The Power of Altruism

There is a commercial on TV that recently caught my eye. It is a series of interactions, where a person observes a selfless act, and then proceeds to help someone in need when the opportunity arises.

When someone else witnesses this helpful act, he/she in turn responds altruistically. I like this commercial because it illustrates something about selfless behavior: looking out for someone else, helping those in need, acting altruistically does not come naturally, rather, it is learned.

It is my opinion that children best learn how to be selfless from watching their parents.

Fathers, we can’t just tell our kids that it is important to care for others or help those in need, we have to demonstrate this.


• Reflect on your father. What have you learned about selfless behavior from him? Was he someone who gave his time to good causes or to people who needed help? Was he someone people could count on?

• Helping others is not easy. We are busy, and spending time volunteering often comes at the expense of time with our children. Keep in mind, however, that one of the most powerful ways we as fathers can influence our kids to be “other centered” is to live this way ourselves.

• Opportunities to serve sometimes come to us, but sometimes we have to open our eyes to needs. Our churches, our community, our coworkers, or our neighbors all have needs where our willing hands can make a big difference.

The local fathering effort, in cooperation with the National Center for Fathering, provides bi-weekly action ideas to stimulate conversation between fathers and parents.

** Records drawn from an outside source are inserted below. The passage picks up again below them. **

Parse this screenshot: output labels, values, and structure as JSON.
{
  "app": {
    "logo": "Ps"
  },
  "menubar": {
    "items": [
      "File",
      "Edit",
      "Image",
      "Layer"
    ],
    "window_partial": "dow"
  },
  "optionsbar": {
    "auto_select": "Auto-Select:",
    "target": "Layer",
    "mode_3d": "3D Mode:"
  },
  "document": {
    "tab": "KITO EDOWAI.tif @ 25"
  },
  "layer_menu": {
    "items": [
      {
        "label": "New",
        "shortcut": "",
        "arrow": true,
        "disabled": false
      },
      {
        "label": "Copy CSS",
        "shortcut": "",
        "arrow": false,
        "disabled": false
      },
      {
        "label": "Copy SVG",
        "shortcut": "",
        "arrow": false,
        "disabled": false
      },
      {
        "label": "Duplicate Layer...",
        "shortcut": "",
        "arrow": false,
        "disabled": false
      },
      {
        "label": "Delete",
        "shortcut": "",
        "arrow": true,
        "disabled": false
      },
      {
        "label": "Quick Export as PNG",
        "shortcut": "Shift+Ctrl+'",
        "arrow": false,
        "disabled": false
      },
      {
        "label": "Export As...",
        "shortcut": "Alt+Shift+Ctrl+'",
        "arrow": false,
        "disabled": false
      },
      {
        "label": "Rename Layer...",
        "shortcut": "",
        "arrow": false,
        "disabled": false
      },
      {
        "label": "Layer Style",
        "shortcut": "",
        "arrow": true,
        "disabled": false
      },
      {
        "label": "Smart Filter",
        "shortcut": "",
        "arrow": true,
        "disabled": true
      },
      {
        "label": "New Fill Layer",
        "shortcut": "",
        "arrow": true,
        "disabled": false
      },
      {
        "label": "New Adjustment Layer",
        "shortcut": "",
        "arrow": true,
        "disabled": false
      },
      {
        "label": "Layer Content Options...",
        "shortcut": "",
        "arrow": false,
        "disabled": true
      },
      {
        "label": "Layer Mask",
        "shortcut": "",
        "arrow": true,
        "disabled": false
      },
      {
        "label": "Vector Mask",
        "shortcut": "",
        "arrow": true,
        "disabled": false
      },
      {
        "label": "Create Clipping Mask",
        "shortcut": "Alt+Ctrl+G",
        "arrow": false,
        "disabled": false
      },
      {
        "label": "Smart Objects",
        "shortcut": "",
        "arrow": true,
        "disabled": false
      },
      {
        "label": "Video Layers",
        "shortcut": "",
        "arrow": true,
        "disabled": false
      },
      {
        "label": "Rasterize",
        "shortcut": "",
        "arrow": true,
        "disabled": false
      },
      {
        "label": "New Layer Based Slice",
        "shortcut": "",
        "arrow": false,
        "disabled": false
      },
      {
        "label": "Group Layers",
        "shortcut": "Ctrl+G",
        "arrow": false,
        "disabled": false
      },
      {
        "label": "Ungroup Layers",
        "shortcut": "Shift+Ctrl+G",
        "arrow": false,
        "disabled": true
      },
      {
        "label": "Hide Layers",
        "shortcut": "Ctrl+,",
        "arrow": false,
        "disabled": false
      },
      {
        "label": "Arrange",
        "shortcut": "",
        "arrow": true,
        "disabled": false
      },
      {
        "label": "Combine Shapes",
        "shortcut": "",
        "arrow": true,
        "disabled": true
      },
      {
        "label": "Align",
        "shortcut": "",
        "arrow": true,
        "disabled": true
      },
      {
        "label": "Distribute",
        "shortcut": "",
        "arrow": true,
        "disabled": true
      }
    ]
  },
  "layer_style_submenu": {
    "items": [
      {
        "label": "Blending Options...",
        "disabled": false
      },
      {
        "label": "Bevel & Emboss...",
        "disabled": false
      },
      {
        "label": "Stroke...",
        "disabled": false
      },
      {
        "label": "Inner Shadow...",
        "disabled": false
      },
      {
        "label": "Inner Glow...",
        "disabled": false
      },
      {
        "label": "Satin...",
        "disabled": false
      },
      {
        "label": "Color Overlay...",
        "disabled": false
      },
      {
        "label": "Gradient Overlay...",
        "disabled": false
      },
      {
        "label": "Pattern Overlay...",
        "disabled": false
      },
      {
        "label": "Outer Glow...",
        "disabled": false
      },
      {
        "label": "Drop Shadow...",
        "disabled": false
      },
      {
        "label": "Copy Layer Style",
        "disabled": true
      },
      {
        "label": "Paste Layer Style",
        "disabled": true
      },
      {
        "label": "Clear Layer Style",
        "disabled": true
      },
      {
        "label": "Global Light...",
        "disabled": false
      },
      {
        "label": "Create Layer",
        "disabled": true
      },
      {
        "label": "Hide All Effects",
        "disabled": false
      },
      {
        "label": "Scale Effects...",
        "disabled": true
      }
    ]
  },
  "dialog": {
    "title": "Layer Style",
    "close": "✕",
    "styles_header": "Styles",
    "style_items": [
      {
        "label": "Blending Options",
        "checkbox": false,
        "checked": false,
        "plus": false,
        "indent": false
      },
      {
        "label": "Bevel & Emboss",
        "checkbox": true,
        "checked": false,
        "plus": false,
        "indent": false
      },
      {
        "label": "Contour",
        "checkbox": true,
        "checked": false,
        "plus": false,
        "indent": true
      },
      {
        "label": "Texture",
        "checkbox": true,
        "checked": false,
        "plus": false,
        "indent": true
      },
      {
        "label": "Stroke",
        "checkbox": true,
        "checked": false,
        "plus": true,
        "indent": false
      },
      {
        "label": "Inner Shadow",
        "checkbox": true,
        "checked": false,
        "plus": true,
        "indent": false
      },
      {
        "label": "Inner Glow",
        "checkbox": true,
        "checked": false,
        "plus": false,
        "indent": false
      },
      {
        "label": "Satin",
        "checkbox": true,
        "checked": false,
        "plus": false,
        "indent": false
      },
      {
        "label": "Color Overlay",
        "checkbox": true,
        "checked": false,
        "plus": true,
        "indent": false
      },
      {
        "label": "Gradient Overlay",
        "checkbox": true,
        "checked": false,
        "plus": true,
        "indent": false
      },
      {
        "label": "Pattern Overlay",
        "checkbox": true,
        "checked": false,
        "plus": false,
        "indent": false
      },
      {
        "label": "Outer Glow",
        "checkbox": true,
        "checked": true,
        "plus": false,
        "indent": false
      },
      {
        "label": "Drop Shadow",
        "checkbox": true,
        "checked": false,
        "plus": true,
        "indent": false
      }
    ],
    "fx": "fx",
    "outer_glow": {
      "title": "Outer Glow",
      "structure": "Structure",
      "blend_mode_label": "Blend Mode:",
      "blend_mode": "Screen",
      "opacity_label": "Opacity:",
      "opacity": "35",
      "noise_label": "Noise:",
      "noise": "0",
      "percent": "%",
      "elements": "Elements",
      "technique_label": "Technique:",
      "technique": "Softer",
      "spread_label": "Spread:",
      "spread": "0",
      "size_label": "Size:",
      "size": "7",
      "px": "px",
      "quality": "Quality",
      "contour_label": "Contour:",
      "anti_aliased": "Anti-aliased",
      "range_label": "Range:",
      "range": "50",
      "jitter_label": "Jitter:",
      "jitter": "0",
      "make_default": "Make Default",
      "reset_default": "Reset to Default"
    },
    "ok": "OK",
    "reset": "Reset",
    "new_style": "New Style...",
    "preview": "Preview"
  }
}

For more information, or to join local conversations, contact

Mick Trombley at

David Eggebeen at

Robert Orndorff at

Marc McCann at 237-1719 or